Search the material for the string "Electric", then return every line where it is found.

### TASK INPUT
>>
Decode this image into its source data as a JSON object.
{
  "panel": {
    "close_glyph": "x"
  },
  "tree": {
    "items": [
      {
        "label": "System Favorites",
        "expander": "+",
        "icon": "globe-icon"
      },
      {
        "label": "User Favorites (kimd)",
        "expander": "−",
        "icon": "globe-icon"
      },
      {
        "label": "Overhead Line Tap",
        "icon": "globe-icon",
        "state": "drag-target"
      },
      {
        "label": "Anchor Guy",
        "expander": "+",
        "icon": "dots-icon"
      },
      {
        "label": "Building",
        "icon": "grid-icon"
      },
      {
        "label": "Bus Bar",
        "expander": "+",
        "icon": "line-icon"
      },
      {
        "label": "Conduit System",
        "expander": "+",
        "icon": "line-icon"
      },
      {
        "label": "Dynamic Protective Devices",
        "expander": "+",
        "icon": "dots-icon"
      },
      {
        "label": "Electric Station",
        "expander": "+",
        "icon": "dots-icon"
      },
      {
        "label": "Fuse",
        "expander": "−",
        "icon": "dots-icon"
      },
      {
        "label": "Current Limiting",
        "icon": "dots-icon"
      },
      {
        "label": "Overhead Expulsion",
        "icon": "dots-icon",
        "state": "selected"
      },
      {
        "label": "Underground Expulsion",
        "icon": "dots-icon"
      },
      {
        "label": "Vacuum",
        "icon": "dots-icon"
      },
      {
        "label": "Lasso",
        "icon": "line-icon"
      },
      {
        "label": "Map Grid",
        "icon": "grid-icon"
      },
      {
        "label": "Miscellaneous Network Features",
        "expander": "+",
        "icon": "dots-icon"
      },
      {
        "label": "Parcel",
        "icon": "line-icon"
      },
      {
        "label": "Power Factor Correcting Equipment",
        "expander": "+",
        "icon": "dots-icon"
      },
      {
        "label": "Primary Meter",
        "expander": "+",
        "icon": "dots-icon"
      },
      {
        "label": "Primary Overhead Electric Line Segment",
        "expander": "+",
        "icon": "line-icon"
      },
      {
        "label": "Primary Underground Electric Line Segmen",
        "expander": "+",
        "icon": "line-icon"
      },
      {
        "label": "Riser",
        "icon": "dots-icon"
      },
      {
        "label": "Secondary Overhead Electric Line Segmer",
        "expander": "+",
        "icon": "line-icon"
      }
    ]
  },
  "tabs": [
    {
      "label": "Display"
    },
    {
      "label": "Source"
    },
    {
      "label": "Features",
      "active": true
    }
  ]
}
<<
### ANSWER SPACE
        "label": "Electric Station",
        "label": "Primary Overhead Electric Line Segment",
        "label": "Primary Underground Electric Line Segmen",
        "label": "Secondary Overhead Electric Line Segmer",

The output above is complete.